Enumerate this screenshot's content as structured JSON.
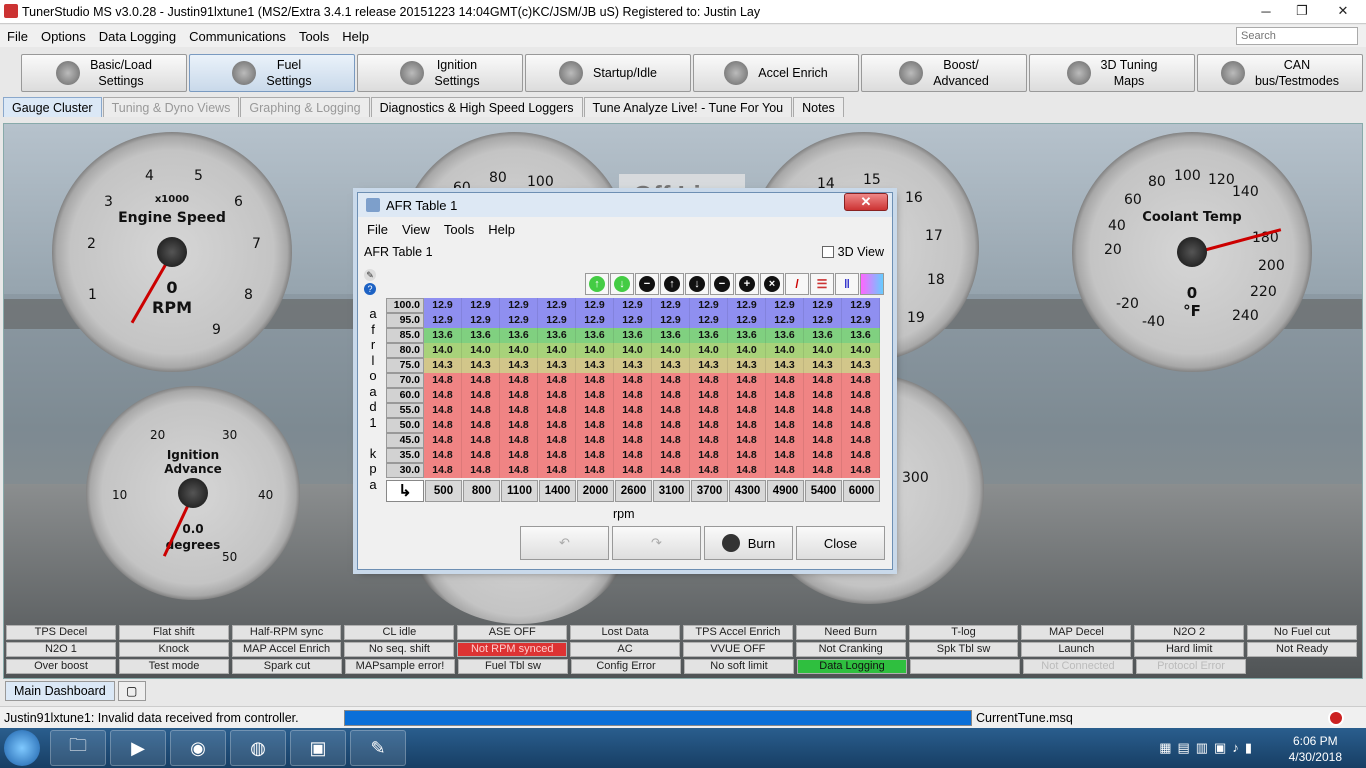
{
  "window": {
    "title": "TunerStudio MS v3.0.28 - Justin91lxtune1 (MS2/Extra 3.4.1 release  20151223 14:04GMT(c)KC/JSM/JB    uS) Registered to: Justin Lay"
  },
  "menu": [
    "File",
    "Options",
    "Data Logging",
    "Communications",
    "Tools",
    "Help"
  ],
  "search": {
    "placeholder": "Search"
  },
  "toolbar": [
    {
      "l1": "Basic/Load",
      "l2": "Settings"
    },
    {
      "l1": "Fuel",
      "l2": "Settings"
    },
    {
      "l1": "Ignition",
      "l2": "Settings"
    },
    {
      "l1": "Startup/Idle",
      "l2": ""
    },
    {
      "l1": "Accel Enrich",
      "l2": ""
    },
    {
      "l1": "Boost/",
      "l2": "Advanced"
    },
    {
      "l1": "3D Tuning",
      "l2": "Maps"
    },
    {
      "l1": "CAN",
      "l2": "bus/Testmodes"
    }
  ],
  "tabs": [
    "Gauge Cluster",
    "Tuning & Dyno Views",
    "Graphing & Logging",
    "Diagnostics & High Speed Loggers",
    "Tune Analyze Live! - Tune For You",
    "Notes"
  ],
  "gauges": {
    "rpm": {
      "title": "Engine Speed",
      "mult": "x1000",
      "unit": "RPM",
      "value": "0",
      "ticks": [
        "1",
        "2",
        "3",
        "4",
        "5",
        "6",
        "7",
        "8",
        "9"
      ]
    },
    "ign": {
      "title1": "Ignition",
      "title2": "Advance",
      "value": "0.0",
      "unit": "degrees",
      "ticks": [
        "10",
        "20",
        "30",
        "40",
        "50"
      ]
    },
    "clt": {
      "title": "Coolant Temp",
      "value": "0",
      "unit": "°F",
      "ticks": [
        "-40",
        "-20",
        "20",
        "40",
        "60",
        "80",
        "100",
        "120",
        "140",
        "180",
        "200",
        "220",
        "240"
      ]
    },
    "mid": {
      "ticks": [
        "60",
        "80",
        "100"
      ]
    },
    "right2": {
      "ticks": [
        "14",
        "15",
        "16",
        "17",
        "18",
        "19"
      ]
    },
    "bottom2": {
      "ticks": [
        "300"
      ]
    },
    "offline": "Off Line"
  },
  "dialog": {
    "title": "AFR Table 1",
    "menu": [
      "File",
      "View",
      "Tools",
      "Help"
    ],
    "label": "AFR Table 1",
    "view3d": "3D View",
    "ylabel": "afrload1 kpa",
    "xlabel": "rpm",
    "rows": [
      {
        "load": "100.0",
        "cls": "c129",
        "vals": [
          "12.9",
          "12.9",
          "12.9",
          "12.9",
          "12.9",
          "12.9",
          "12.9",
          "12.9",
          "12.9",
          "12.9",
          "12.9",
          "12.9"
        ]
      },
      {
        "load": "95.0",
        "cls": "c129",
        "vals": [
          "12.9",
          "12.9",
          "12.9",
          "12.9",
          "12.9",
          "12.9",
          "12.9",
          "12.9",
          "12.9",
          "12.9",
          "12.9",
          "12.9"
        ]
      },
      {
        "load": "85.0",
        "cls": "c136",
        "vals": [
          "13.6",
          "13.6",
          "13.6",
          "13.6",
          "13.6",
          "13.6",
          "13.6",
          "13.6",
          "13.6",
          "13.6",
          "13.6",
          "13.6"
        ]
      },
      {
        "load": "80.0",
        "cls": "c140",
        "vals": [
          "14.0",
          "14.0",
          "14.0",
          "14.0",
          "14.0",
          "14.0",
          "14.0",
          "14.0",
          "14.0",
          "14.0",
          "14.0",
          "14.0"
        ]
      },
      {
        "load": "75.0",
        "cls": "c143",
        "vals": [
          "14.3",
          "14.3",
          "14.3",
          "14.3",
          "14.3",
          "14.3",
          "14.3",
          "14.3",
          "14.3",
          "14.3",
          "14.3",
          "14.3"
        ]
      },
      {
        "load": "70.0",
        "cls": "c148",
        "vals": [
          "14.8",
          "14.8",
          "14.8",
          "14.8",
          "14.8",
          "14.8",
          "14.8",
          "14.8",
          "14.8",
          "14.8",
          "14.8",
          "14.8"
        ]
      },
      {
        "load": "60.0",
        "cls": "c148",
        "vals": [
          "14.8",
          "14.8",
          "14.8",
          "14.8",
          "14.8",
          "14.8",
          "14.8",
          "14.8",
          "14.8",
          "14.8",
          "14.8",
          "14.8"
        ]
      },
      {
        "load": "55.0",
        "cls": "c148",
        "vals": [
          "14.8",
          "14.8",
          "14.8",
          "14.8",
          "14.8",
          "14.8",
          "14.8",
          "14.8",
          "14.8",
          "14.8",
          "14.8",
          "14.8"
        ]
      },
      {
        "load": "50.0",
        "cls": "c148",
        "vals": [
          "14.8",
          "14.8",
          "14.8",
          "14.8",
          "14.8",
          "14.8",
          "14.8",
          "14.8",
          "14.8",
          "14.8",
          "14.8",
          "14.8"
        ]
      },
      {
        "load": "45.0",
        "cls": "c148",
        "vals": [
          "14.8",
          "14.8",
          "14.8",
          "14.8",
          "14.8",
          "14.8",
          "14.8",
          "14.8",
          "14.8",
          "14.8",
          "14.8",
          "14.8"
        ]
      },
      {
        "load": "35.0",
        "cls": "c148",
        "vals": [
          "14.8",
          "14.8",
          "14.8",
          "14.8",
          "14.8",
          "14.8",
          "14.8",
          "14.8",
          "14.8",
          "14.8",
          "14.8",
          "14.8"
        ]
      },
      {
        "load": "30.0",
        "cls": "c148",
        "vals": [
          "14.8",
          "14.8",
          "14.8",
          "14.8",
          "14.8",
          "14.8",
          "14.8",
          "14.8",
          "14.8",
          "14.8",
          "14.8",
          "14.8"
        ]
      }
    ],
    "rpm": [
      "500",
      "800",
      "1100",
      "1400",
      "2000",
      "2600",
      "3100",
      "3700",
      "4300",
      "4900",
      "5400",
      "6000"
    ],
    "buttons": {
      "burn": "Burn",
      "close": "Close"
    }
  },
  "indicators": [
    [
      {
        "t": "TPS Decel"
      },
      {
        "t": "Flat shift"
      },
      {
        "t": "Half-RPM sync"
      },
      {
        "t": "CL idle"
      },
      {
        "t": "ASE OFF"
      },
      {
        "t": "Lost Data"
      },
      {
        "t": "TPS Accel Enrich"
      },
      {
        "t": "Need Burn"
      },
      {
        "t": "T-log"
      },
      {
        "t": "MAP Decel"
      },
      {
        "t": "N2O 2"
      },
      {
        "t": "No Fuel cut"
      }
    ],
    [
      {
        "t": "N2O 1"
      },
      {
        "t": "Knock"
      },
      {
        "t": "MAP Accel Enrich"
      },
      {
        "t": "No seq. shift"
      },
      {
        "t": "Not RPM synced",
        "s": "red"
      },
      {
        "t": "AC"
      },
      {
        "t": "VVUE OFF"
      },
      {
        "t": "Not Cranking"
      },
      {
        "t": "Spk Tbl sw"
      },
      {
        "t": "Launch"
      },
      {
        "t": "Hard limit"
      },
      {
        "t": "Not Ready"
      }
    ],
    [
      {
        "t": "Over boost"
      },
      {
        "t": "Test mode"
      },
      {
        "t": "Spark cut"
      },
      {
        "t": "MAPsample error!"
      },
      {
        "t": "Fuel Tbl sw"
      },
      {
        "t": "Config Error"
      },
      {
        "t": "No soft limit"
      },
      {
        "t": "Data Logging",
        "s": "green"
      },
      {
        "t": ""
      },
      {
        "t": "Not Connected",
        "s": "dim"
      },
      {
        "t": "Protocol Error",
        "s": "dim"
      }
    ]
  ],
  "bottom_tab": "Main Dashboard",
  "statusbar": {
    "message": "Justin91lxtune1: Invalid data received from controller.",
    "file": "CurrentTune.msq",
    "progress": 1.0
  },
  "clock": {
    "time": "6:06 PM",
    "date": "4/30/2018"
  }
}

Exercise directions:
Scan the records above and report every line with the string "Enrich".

Task output:
      "l1": "Accel Enrich",
        "t": "TPS Accel Enrich"
        "t": "MAP Accel Enrich"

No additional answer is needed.